Sleep Cycle Issues
Up until the 1950's, most people thought that sleep was a time the body lays dormant. However, we now understand the brain is very active while we sleep. In fact, sleep is crucial for the body to function and maintain optimal health.
Sleep plays a large role in the body's ability to cope with stress, or what we call "the stress response." The body has natural systems in place to control both physical stressors (over-training, diseases, toxic exposures, etc.) and emotional stressors (worry, anxiety from work, financial stress, the loss of a loved one, etc.). In both cases, the body responds to stress in the same way- by releasing stress hormones such as cortisol that is designed to protect the body on the short term from the stressful event. However, most Americans have some form of stress on a daily basis.
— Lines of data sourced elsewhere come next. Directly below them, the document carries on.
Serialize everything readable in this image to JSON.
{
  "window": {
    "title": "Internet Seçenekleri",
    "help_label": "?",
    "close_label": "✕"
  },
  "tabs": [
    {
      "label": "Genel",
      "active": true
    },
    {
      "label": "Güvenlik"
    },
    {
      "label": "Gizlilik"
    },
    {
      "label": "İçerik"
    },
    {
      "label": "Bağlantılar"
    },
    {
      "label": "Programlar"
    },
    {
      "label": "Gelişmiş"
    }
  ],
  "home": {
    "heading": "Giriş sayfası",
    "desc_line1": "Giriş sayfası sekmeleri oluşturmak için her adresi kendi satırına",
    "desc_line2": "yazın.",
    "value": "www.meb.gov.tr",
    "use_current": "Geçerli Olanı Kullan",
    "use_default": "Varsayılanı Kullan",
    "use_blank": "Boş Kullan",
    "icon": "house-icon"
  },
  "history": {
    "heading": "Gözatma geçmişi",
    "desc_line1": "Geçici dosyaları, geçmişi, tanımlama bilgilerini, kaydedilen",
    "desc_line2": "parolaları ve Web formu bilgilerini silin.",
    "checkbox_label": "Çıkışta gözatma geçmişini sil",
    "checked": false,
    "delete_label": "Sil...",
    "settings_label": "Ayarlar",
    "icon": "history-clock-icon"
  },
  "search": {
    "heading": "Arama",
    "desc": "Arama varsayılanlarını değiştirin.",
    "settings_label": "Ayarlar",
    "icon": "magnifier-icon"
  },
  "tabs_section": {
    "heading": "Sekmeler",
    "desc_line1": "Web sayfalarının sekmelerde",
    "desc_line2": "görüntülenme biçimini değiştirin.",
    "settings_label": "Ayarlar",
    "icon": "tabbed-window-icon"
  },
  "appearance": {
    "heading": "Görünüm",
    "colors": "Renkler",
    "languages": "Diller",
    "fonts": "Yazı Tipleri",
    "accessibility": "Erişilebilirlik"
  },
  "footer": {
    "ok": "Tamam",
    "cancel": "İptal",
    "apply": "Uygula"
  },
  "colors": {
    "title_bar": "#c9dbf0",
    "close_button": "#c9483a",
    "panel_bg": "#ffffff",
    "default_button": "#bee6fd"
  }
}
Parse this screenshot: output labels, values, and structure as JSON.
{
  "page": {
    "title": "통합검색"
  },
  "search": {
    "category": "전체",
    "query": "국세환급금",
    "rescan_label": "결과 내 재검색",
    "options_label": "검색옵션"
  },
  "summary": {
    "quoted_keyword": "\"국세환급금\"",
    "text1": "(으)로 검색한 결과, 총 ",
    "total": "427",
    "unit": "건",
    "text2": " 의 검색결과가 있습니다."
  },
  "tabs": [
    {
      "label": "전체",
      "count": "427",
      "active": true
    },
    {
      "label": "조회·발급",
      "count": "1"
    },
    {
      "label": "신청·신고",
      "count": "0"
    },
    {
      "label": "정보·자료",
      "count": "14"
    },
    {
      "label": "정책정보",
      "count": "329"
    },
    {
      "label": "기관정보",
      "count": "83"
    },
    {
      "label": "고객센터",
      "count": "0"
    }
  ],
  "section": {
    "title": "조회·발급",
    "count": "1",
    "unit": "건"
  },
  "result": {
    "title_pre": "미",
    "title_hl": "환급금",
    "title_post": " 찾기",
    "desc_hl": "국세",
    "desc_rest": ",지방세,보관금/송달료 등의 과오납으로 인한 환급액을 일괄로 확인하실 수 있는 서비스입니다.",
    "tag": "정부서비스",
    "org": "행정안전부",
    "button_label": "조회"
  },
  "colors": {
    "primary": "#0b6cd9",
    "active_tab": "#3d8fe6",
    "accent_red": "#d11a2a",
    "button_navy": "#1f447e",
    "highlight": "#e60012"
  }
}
Over time, cortisol elevations cause shifts in other hormones (such as DHEA, Estrogen, Progesterone, and Testosterone) as well as neurotransmitters. This often leads to sleep cycle disturbances, which then causes more stress on the body; and the cycle continues.
There are many ways to naturally restore sleep cycle disturbances. Testing your neurotransmitters and cortisol levels can be helpful to pinpoint what type of support will provide the fastest relief. However, there are more basic techniques that can be implemented for relief such as belly breathing techniques, yoga, prayer & meditation, or other stress management therapies. Hypoglycemia can also be a culprit for sleep cycle problems. It is important to maintain healthy blood sugar levels throughout the day for healthy sleep cycles at night. Try to avoid heavily processed and highly refined foods, especially in the evening if you